Intel Atom C3758 v. Arm Competition
This is coming. Intel and the rest of the industry know it is coming. Currently, the main issue that Arm competition faces is the fact that many of the products in this class are not fully SBSA compliant and do not install vanilla operating systems without at least some work whether from drivers or other areas.
This will change as we move into late 2019 and into 2020. Then again, the Intel Atom C3000 series is an August 2017 product line so the fact that there are still advantages today shows that Arm is perhaps on the cusp, but not quite there yet.
Overall, the Intel Atom C3758 performed extremely well for us. If you are building an embedded storage appliance, this offers something that is compelling, especially over previous-generation Intel Atom C2000 parts. The market in this space will start heating up over time, but the 8-core model has a nice balance of performance and power efficiency if you do not need the additional clock speed beyond 2.2GHz on the lower power cores.
Thank you for that article John, two comments:
1) I wouldn’t consider the Xeon D-21xx series of chips competition to the C3xxx series Atom line. They are well differentiated (hardware capabilities, power consumption, price). A better comparison are the lower-power offerings in the D-15xx Xeon series whose attributes overlap significantly with the Atom C3xxx series.
For example, I find the Xeon D-15xx Flex ATX boards from Supermicro the ones to beat when it comes to building a relatively future-proof storage-centric server. SuperMicro offers a variety of CPUs and board component choices while also offering two PCI3.0 x8 slots, a PCI3.0 x4 NVME interface, dual SATADOM ports, oodles of RAM capacity, optional LSI SAS, SFP+, 10GBe copper, etc.
2) I wish that ServeTheHome offered a synthetic benchmark test that took a FreeNAS or similar SOHO platform and benchmarked it with a couple of use cases – i.e. transfer speeds with 1-10 users.
For example, it would be great to know if the 2-Core Pentium 1508 may be a better CPU for a SMB/CIFS SOHO application than a higher-core D-15xx competitor. It’s peak clock speed is higher and some protocols like SMB/CIFS are single-thread.

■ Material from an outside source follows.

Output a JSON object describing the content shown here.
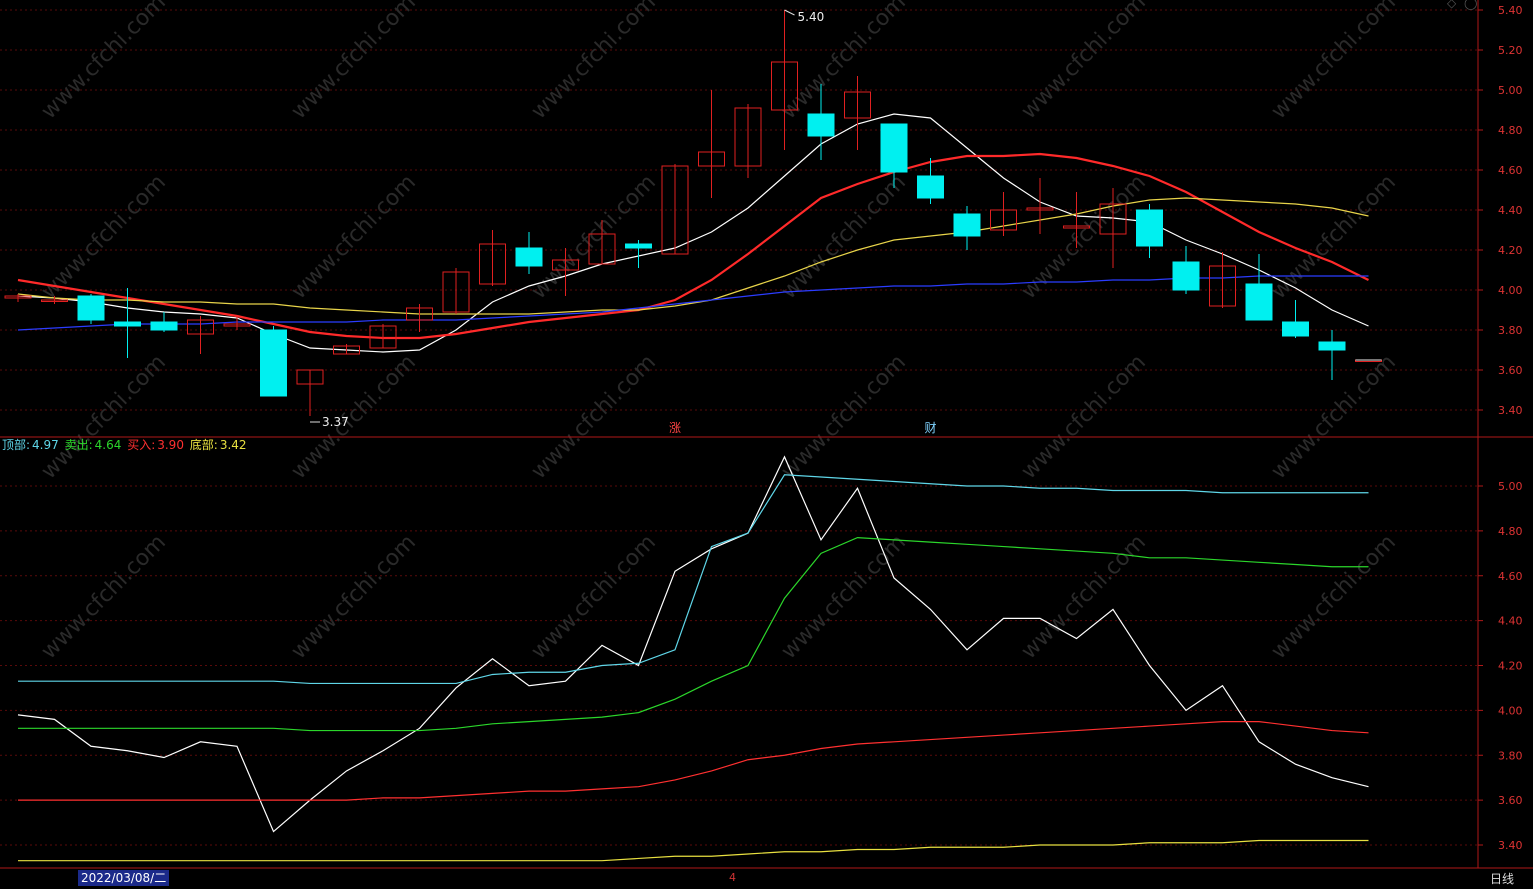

Other users may be interested in transcoding/streaming benchmarks, virtualization, and so on.
Patrick has described an amazing lab environment, it would be great if STH could put all those CPUs to work hammering a server test subject with demands for content, attempts to write, etc. Conversely, if creating a benchmark is not going to happen, how about explaining how to extrapolate to real-life scenarios such as maximum 10GBe performance,?
@ Constantin, I agree with you some realworld benchmarks would be helpfull.
But you could kinda extrapolate the answer you are looking for from the syntetics.
I came to the conclussion that the C3758 would probally not be able to get close to 10gbe(with nvme or ssds) but I am currios if I was right or even close.
There are not a lot of information about cpu and boards for server use compaired to gpus and cpus.
Heck even plain rgb stuff gets more reviews then server stuff.